Directions: Examine each line of the data. Copy the line if it includes the word "Параметры".

Input data:
+--

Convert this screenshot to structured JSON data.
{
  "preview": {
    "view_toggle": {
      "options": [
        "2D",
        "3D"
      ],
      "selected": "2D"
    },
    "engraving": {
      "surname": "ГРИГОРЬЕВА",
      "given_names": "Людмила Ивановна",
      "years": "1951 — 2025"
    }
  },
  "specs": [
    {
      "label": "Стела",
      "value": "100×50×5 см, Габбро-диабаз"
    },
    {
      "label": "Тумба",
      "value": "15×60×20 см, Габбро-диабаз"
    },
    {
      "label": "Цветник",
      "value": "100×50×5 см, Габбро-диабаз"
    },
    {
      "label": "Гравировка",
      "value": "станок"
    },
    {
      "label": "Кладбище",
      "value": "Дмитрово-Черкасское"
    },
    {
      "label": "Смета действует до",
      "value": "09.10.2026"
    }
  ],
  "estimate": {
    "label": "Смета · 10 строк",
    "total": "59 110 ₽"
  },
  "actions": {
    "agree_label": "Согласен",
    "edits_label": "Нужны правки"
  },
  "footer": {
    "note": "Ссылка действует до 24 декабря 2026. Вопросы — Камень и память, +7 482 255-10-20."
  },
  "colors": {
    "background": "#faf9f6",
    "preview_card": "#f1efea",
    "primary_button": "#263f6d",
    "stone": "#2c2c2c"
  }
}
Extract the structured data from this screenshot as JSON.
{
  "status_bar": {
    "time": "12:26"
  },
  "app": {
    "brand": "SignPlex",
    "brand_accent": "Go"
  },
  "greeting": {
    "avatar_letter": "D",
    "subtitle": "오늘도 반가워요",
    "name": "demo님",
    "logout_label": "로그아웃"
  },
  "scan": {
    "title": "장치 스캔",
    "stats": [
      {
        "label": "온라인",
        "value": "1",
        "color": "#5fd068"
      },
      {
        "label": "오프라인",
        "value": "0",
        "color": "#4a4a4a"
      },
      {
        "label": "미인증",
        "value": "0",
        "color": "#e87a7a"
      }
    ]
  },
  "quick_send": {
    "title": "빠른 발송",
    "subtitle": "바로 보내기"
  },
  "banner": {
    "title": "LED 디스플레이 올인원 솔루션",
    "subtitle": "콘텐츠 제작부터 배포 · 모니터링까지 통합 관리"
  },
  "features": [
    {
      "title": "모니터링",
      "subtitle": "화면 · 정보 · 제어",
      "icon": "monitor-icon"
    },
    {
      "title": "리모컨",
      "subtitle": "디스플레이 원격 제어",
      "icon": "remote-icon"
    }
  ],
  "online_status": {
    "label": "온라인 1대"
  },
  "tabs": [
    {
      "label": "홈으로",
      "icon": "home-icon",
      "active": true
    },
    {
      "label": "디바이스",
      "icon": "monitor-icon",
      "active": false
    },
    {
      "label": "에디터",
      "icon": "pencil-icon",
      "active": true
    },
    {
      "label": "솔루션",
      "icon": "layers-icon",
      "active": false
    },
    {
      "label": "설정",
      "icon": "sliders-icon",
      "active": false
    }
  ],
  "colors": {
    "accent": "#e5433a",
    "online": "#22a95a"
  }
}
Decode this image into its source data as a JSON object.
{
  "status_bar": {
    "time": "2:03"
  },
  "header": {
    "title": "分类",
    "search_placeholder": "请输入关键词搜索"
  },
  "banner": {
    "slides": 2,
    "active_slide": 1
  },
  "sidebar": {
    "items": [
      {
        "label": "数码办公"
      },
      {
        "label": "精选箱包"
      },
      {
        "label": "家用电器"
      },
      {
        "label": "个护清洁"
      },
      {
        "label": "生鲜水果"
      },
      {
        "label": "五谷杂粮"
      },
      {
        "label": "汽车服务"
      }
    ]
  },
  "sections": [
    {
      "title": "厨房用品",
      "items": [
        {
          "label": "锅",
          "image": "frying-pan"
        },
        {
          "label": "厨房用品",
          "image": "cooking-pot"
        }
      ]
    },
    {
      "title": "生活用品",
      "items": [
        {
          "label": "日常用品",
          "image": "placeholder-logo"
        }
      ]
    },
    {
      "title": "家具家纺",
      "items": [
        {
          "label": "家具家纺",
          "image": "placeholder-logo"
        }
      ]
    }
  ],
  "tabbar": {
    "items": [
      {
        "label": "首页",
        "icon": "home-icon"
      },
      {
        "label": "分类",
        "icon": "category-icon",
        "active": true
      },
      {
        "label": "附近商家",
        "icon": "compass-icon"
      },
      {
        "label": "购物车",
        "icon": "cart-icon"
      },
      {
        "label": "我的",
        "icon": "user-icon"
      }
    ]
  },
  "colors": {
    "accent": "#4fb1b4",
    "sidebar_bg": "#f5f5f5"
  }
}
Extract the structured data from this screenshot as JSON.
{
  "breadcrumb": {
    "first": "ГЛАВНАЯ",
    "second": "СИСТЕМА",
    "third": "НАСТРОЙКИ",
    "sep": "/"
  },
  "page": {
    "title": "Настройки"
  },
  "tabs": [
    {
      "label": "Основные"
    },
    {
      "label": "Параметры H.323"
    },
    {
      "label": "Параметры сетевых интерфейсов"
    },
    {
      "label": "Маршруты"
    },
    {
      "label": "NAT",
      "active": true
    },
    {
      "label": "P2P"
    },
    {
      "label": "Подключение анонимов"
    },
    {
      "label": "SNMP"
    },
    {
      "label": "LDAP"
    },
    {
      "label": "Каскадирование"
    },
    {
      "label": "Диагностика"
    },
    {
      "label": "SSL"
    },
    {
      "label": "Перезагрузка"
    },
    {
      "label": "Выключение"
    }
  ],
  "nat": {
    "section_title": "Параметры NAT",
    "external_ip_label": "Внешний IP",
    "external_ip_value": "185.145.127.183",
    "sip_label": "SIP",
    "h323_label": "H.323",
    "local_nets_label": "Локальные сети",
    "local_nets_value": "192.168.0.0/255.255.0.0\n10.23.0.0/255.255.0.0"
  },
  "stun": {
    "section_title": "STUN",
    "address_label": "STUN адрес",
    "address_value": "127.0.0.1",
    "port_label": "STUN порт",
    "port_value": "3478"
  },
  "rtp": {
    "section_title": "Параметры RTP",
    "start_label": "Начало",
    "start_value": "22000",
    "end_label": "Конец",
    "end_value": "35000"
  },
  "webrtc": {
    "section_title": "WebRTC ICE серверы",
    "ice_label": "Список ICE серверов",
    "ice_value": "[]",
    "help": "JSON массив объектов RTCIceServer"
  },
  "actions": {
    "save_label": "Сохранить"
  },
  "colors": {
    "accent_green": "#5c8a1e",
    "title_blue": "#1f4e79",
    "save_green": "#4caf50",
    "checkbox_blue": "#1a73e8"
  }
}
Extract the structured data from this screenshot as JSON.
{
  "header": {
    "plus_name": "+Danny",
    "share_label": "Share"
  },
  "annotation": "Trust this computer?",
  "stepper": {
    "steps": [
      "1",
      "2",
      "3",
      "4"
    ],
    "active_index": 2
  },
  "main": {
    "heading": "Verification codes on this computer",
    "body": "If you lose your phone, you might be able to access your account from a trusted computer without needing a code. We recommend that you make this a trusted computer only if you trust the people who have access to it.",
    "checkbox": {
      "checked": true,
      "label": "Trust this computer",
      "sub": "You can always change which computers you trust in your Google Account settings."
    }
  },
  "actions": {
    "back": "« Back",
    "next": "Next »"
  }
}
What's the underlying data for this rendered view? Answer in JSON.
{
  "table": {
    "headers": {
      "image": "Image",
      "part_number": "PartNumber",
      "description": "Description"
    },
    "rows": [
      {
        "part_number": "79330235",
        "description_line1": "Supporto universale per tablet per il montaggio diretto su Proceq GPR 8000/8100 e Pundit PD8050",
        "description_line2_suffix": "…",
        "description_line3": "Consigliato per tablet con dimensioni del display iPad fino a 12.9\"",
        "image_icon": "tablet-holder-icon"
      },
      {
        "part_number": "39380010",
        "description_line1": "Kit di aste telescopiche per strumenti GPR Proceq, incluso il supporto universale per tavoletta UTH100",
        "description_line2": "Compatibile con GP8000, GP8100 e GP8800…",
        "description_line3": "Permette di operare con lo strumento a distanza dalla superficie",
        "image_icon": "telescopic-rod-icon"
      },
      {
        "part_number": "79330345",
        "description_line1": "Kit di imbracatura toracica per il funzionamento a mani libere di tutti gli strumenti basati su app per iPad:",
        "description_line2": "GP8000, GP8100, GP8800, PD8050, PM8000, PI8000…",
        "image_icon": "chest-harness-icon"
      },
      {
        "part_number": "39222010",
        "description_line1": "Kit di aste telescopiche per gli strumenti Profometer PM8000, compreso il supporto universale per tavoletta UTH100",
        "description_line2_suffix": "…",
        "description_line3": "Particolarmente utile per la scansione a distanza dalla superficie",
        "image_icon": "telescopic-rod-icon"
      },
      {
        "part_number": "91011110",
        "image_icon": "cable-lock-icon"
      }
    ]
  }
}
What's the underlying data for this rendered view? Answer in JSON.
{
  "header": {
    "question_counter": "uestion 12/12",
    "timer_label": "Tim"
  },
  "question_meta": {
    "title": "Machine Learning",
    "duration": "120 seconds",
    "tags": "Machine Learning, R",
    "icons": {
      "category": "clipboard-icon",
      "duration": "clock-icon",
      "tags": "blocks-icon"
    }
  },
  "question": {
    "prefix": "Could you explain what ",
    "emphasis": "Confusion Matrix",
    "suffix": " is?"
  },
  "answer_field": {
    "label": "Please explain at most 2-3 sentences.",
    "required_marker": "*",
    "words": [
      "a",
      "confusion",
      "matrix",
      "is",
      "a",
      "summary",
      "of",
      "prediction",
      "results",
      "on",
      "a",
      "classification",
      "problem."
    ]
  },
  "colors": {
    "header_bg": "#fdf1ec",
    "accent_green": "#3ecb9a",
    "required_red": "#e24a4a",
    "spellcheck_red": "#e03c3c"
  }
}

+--

Result for this exercise:
      "label": "Параметры H.323"
      "label": "Параметры сетевых интерфейсов"
    "section_title": "Параметры NAT",
    "section_title": "Параметры RTP",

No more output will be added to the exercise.